This article highlights the circuit split that has recently emerged regarding the Eighth Amendment's Excessive Fines Clause in the years since United States v. Bajakajian. The article introduces the traditional English legal principle of salvo contenemento and examines the role this principle played in informing the meaning of the excessive fines under English law. It then goes on to consider American colonial understandings of salvo contenemento, undertaking a brief survey of post-Founding considerations of the meaning of the phrase "excessive fines." The article studies the public meaning of the Excessive Fines Clause at the time of the Fourteenth Amendment's ratification then examines the modern case for fully reintegrating the economic survival norm of salvo contenemento into Eighth Amendment jurisprudence.
Nicholas M. McLean,
Livelihood, Ability to Pay, and the Original Meaning of the Excessive Fines Clause,
40 Hastings Const. L.Q. 833

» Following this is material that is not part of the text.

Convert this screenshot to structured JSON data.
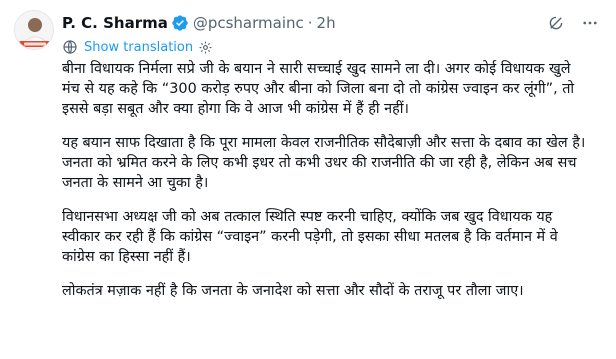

Available at: https://repository.uchastings.edu/hastings_constitutional_law_quaterly/vol40/iss4/4